#### ASSIGNMENT
Extract the full listing below without altering a single character.

#### EXERCISE MATERIAL
>>>
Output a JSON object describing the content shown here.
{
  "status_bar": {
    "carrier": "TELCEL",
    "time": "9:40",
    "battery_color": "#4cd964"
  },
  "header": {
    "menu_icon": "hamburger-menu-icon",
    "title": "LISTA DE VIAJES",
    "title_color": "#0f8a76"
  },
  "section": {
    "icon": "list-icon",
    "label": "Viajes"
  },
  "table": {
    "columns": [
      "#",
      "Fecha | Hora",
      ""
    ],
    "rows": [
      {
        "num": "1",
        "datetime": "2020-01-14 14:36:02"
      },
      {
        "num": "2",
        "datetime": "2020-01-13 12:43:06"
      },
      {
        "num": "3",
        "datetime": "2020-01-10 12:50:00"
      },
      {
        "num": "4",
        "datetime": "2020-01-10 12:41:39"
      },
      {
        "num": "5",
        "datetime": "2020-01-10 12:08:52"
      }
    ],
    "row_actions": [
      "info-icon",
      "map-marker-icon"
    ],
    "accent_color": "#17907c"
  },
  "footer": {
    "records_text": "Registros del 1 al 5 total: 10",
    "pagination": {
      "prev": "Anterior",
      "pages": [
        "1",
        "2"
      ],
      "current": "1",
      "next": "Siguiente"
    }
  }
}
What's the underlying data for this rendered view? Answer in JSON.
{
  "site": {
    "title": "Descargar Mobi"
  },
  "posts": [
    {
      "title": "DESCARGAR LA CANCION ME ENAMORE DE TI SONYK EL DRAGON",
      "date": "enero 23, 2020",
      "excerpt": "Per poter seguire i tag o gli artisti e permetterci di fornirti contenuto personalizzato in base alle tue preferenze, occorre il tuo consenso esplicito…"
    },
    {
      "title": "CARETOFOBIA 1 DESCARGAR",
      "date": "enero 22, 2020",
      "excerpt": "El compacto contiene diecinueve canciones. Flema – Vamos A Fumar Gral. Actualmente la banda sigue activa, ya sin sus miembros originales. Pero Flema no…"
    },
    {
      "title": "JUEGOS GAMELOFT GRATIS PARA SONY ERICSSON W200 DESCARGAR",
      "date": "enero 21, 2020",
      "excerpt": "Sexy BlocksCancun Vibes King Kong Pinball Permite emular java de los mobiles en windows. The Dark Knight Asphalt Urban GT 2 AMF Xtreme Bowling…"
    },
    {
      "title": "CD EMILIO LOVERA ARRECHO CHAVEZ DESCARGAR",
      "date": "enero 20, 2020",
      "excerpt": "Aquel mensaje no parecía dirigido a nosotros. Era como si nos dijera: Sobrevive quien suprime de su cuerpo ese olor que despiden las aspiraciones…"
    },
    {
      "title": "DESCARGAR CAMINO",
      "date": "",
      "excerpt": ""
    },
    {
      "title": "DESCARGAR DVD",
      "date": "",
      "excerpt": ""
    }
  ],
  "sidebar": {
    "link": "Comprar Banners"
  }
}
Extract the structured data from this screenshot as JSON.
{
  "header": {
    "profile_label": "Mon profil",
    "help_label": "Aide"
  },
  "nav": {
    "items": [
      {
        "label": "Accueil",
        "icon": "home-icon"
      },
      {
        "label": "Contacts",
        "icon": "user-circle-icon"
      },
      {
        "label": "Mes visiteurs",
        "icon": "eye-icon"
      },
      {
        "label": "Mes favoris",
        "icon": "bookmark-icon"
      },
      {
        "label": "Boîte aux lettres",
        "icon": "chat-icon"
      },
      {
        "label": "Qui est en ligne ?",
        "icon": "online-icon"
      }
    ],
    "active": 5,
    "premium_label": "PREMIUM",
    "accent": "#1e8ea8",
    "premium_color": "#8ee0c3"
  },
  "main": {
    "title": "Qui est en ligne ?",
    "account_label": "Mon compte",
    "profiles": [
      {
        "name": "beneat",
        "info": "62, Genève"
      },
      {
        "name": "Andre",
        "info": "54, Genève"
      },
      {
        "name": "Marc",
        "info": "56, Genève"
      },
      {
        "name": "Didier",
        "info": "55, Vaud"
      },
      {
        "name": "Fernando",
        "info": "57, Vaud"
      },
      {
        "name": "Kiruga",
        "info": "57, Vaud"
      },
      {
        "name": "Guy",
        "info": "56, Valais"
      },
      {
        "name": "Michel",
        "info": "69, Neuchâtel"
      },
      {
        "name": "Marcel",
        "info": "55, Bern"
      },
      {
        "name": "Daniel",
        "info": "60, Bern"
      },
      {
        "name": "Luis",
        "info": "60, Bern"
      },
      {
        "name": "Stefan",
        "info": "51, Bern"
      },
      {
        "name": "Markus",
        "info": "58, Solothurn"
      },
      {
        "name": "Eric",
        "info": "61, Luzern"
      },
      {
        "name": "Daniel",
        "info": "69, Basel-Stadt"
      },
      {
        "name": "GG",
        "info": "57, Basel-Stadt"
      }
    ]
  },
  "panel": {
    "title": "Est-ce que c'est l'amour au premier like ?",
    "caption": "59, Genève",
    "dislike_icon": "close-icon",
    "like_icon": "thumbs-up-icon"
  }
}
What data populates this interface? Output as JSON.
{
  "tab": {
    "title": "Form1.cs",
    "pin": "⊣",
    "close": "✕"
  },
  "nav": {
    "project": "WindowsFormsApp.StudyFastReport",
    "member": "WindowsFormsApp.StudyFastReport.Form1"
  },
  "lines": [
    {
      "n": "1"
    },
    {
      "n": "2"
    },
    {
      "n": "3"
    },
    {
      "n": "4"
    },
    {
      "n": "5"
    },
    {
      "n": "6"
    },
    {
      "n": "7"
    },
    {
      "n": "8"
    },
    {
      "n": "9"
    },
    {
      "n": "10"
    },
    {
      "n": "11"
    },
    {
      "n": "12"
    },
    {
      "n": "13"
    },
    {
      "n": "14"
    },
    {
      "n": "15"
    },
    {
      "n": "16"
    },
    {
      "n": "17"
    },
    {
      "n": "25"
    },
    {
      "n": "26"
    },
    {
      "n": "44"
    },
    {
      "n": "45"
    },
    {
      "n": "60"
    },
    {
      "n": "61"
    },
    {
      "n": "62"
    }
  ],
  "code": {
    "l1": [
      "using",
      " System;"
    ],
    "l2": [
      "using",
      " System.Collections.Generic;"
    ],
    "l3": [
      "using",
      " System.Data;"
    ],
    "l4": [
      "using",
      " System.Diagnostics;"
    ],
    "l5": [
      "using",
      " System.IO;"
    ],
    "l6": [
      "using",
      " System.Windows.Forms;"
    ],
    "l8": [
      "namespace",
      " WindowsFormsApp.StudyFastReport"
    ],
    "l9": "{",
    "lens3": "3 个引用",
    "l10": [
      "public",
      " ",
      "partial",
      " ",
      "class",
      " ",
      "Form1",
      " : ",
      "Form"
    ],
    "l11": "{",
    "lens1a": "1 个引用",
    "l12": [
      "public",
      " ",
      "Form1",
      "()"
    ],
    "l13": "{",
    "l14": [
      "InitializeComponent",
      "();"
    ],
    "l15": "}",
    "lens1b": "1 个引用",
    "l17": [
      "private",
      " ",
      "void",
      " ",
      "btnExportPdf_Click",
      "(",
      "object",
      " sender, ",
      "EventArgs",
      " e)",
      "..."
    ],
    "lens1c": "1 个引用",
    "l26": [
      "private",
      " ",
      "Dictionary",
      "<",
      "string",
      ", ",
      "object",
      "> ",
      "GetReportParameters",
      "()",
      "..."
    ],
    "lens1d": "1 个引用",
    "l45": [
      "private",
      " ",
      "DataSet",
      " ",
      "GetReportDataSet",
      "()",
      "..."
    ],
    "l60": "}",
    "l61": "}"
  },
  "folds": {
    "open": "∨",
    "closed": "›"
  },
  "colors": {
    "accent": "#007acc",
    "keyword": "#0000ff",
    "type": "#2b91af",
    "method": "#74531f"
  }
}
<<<
#### SOLUTION TO THE EXERCISE
Output a JSON object describing the content shown here.
{
  "status_bar": {
    "carrier": "TELCEL",
    "time": "9:40",
    "battery_color": "#4cd964"
  },
  "header": {
    "menu_icon": "hamburger-menu-icon",
    "title": "LISTA DE VIAJES",
    "title_color": "#0f8a76"
  },
  "section": {
    "icon": "list-icon",
    "label": "Viajes"
  },
  "table": {
    "columns": [
      "#",
      "Fecha | Hora",
      ""
    ],
    "rows": [
      {
        "num": "1",
        "datetime": "2020-01-14 14:36:02"
      },
      {
        "num": "2",
        "datetime": "2020-01-13 12:43:06"
      },
      {
        "num": "3",
        "datetime": "2020-01-10 12:50:00"
      },
      {
        "num": "4",
        "datetime": "2020-01-10 12:41:39"
      },
      {
        "num": "5",
        "datetime": "2020-01-10 12:08:52"
      }
    ],
    "row_actions": [
      "info-icon",
      "map-marker-icon"
    ],
    "accent_color": "#17907c"
  },
  "footer": {
    "records_text": "Registros del 1 al 5 total: 10",
    "pagination": {
      "prev": "Anterior",
      "pages": [
        "1",
        "2"
      ],
      "current": "1",
      "next": "Siguiente"
    }
  }
}
What's the underlying data for this rendered view? Answer in JSON.
{
  "site": {
    "title": "Descargar Mobi"
  },
  "posts": [
    {
      "title": "DESCARGAR LA CANCION ME ENAMORE DE TI SONYK EL DRAGON",
      "date": "enero 23, 2020",
      "excerpt": "Per poter seguire i tag o gli artisti e permetterci di fornirti contenuto personalizzato in base alle tue preferenze, occorre il tuo consenso esplicito…"
    },
    {
      "title": "CARETOFOBIA 1 DESCARGAR",
      "date": "enero 22, 2020",
      "excerpt": "El compacto contiene diecinueve canciones. Flema – Vamos A Fumar Gral. Actualmente la banda sigue activa, ya sin sus miembros originales. Pero Flema no…"
    },
    {
      "title": "JUEGOS GAMELOFT GRATIS PARA SONY ERICSSON W200 DESCARGAR",
      "date": "enero 21, 2020",
      "excerpt": "Sexy BlocksCancun Vibes King Kong Pinball Permite emular java de los mobiles en windows. The Dark Knight Asphalt Urban GT 2 AMF Xtreme Bowling…"
    },
    {
      "title": "CD EMILIO LOVERA ARRECHO CHAVEZ DESCARGAR",
      "date": "enero 20, 2020",
      "excerpt": "Aquel mensaje no parecía dirigido a nosotros. Era como si nos dijera: Sobrevive quien suprime de su cuerpo ese olor que despiden las aspiraciones…"
    },
    {
      "title": "DESCARGAR CAMINO",
      "date": "",
      "excerpt": ""
    },
    {
      "title": "DESCARGAR DVD",
      "date": "",
      "excerpt": ""
    }
  ],
  "sidebar": {
    "link": "Comprar Banners"
  }
}
Extract the structured data from this screenshot as JSON.
{
  "header": {
    "profile_label": "Mon profil",
    "help_label": "Aide"
  },
  "nav": {
    "items": [
      {
        "label": "Accueil",
        "icon": "home-icon"
      },
      {
        "label": "Contacts",
        "icon": "user-circle-icon"
      },
      {
        "label": "Mes visiteurs",
        "icon": "eye-icon"
      },
      {
        "label": "Mes favoris",
        "icon": "bookmark-icon"
      },
      {
        "label": "Boîte aux lettres",
        "icon": "chat-icon"
      },
      {
        "label": "Qui est en ligne ?",
        "icon": "online-icon"
      }
    ],
    "active": 5,
    "premium_label": "PREMIUM",
    "accent": "#1e8ea8",
    "premium_color": "#8ee0c3"
  },
  "main": {
    "title": "Qui est en ligne ?",
    "account_label": "Mon compte",
    "profiles": [
      {
        "name": "beneat",
        "info": "62, Genève"
      },
      {
        "name": "Andre",
        "info": "54, Genève"
      },
      {
        "name": "Marc",
        "info": "56, Genève"
      },
      {
        "name": "Didier",
        "info": "55, Vaud"
      },
      {
        "name": "Fernando",
        "info": "57, Vaud"
      },
      {
        "name": "Kiruga",
        "info": "57, Vaud"
      },
      {
        "name": "Guy",
        "info": "56, Valais"
      },
      {
        "name": "Michel",
        "info": "69, Neuchâtel"
      },
      {
        "name": "Marcel",
        "info": "55, Bern"
      },
      {
        "name": "Daniel",
        "info": "60, Bern"
      },
      {
        "name": "Luis",
        "info": "60, Bern"
      },
      {
        "name": "Stefan",
        "info": "51, Bern"
      },
      {
        "name": "Markus",
        "info": "58, Solothurn"
      },
      {
        "name": "Eric",
        "info": "61, Luzern"
      },
      {
        "name": "Daniel",
        "info": "69, Basel-Stadt"
      },
      {
        "name": "GG",
        "info": "57, Basel-Stadt"
      }
    ]
  },
  "panel": {
    "title": "Est-ce que c'est l'amour au premier like ?",
    "caption": "59, Genève",
    "dislike_icon": "close-icon",
    "like_icon": "thumbs-up-icon"
  }
}
What data populates this interface? Output as JSON.
{
  "tab": {
    "title": "Form1.cs",
    "pin": "⊣",
    "close": "✕"
  },
  "nav": {
    "project": "WindowsFormsApp.StudyFastReport",
    "member": "WindowsFormsApp.StudyFastReport.Form1"
  },
  "lines": [
    {
      "n": "1"
    },
    {
      "n": "2"
    },
    {
      "n": "3"
    },
    {
      "n": "4"
    },
    {
      "n": "5"
    },
    {
      "n": "6"
    },
    {
      "n": "7"
    },
    {
      "n": "8"
    },
    {
      "n": "9"
    },
    {
      "n": "10"
    },
    {
      "n": "11"
    },
    {
      "n": "12"
    },
    {
      "n": "13"
    },
    {
      "n": "14"
    },
    {
      "n": "15"
    },
    {
      "n": "16"
    },
    {
      "n": "17"
    },
    {
      "n": "25"
    },
    {
      "n": "26"
    },
    {
      "n": "44"
    },
    {
      "n": "45"
    },
    {
      "n": "60"
    },
    {
      "n": "61"
    },
    {
      "n": "62"
    }
  ],
  "code": {
    "l1": [
      "using",
      " System;"
    ],
    "l2": [
      "using",
      " System.Collections.Generic;"
    ],
    "l3": [
      "using",
      " System.Data;"
    ],
    "l4": [
      "using",
      " System.Diagnostics;"
    ],
    "l5": [
      "using",
      " System.IO;"
    ],
    "l6": [
      "using",
      " System.Windows.Forms;"
    ],
    "l8": [
      "namespace",
      " WindowsFormsApp.StudyFastReport"
    ],
    "l9": "{",
    "lens3": "3 个引用",
    "l10": [
      "public",
      " ",
      "partial",
      " ",
      "class",
      " ",
      "Form1",
      " : ",
      "Form"
    ],
    "l11": "{",
    "lens1a": "1 个引用",
    "l12": [
      "public",
      " ",
      "Form1",
      "()"
    ],
    "l13": "{",
    "l14": [
      "InitializeComponent",
      "();"
    ],
    "l15": "}",
    "lens1b": "1 个引用",
    "l17": [
      "private",
      " ",
      "void",
      " ",
      "btnExportPdf_Click",
      "(",
      "object",
      " sender, ",
      "EventArgs",
      " e)",
      "..."
    ],
    "lens1c": "1 个引用",
    "l26": [
      "private",
      " ",
      "Dictionary",
      "<",
      "string",
      ", ",
      "object",
      "> ",
      "GetReportParameters",
      "()",
      "..."
    ],
    "lens1d": "1 个引用",
    "l45": [
      "private",
      " ",
      "DataSet",
      " ",
      "GetReportDataSet",
      "()",
      "..."
    ],
    "l60": "}",
    "l61": "}"
  },
  "folds": {
    "open": "∨",
    "closed": "›"
  },
  "colors": {
    "accent": "#007acc",
    "keyword": "#0000ff",
    "type": "#2b91af",
    "method": "#74531f"
  }
}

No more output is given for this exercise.